One of the most unique examples of Canadian inter-agency cooperation is now fully functional, with staff from a host of government departments working together to monitor maritime activity on each coast, 24 hours a day, seven days a week.
The idea for the Department of National Defence-led coastal Marine Security Operations Centres, or MSOCs, was first developed following the attacks of September 11, 2001, when the Government of Canada recognized the need for greater coordination among federal departments.
The subsequent National Security Policy included an action plan aimed at strengthening marine security, bringing together various maritime security agencies, including the Canadian Armed Forces / Department of National Defence, Fisheries and Oceans Canada (which oversees the Canadian Coast Guard), the Royal Canadian Mounted Police, and Transport Canada.
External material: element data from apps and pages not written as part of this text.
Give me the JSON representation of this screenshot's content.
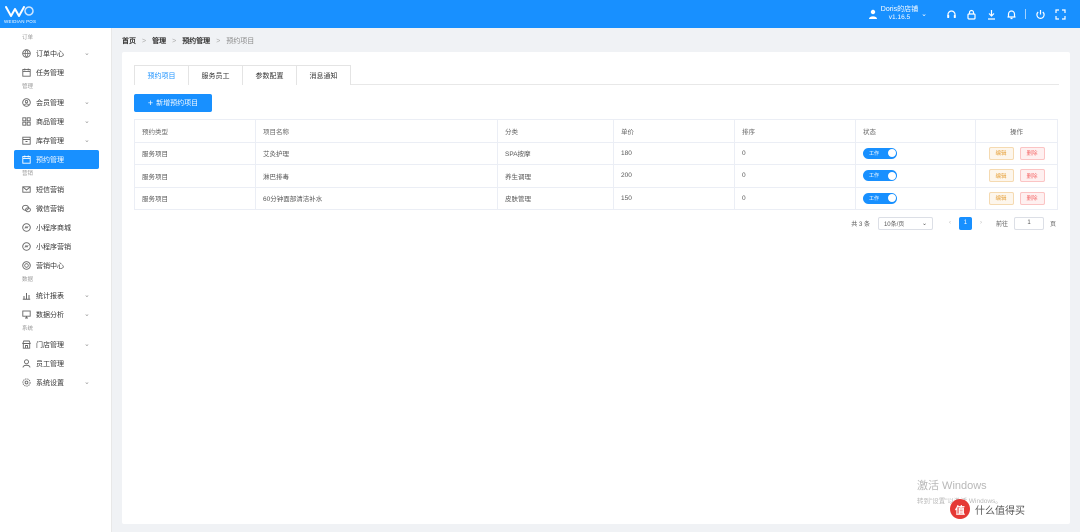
{
  "app": {
    "logo_text": "WEIDIAN POS"
  },
  "header": {
    "user_name": "Doris的店铺",
    "version": "v1.16.5"
  },
  "sidebar": {
    "groups": {
      "order": "订单",
      "manage": "管理",
      "marketing": "营销",
      "data": "数据",
      "system": "系统"
    },
    "items": {
      "order_center": "订单中心",
      "task_manage": "任务管理",
      "member_manage": "会员管理",
      "product_manage": "商品管理",
      "stock_manage": "库存管理",
      "booking_manage": "预约管理",
      "sms_marketing": "短信营销",
      "wechat_marketing": "微信营销",
      "mini_shop": "小程序商城",
      "mini_marketing": "小程序营销",
      "marketing_center": "营销中心",
      "stats_report": "统计报表",
      "data_analysis": "数据分析",
      "store_manage": "门店管理",
      "staff_manage": "员工管理",
      "system_settings": "系统设置"
    }
  },
  "breadcrumb": [
    "首页",
    "管理",
    "预约管理",
    "预约项目"
  ],
  "tabs": [
    "预约项目",
    "服务员工",
    "参数配置",
    "消息通知"
  ],
  "add_button": "新增预约项目",
  "table": {
    "headers": [
      "预约类型",
      "项目名称",
      "分类",
      "单价",
      "排序",
      "状态",
      "操作"
    ],
    "rows": [
      {
        "type": "服务项目",
        "name": "艾灸护理",
        "category": "SPA按摩",
        "price": "180",
        "sort": "0",
        "status": "工作"
      },
      {
        "type": "服务项目",
        "name": "淋巴排毒",
        "category": "养生调理",
        "price": "200",
        "sort": "0",
        "status": "工作"
      },
      {
        "type": "服务项目",
        "name": "60分钟面部清洁补水",
        "category": "皮肤管理",
        "price": "150",
        "sort": "0",
        "status": "工作"
      }
    ],
    "edit_label": "编辑",
    "delete_label": "删除"
  },
  "pagination": {
    "total": "共 3 条",
    "page_size": "10条/页",
    "current_page": "1",
    "goto_label": "前往",
    "goto_value": "1",
    "page_unit": "页"
  },
  "watermark": {
    "line1": "激活 Windows",
    "line2": "转到\"设置\"以激活 Windows。"
  },
  "corner_badge": {
    "icon_text": "值",
    "label": "什么值得买"
  },
  "colors": {
    "primary": "#1890ff",
    "edit": "#e6a23c",
    "delete": "#f56c6c"
  }
}
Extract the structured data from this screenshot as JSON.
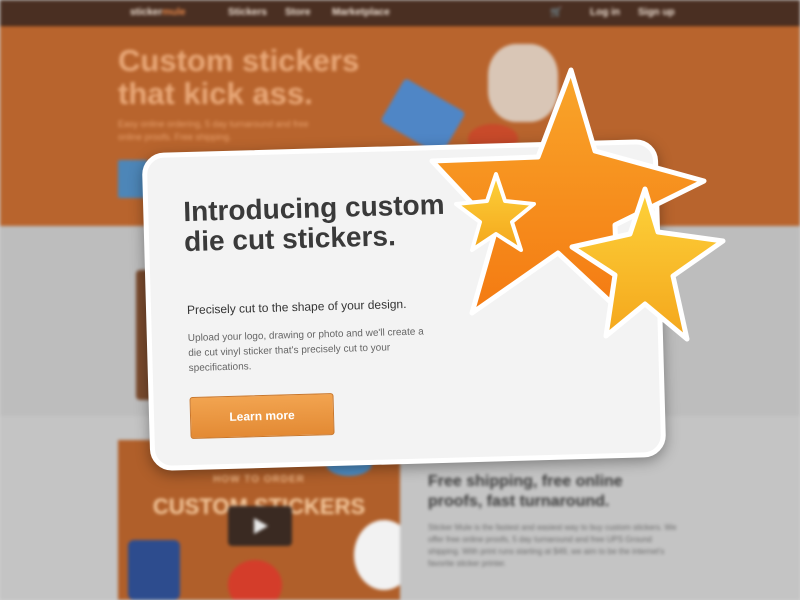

Each agency would capitalize on its own expertise while combining forces to detect and assess security threats at sea.
Each coastal MSOC monitors activity in Canada’s ocean approaches using a leading-edge information technology solution developed specifically for this project, which has already caught the attention of external agencies, both domestic and foreign.
Each coastal MSOC is located within Royal Canadian Navy (RCN) infrastructure in both Halifax, N.S. and Esquimalt, B.C.
The MSOC project will transfer operational and technical authority to the RCN in mid-2015, allowing the RCN to maintain a key leadership role in their long-term oversight and administrative support, under the Directorate of Naval Operations and Plans in Ottawa.
Image: Canadian Navy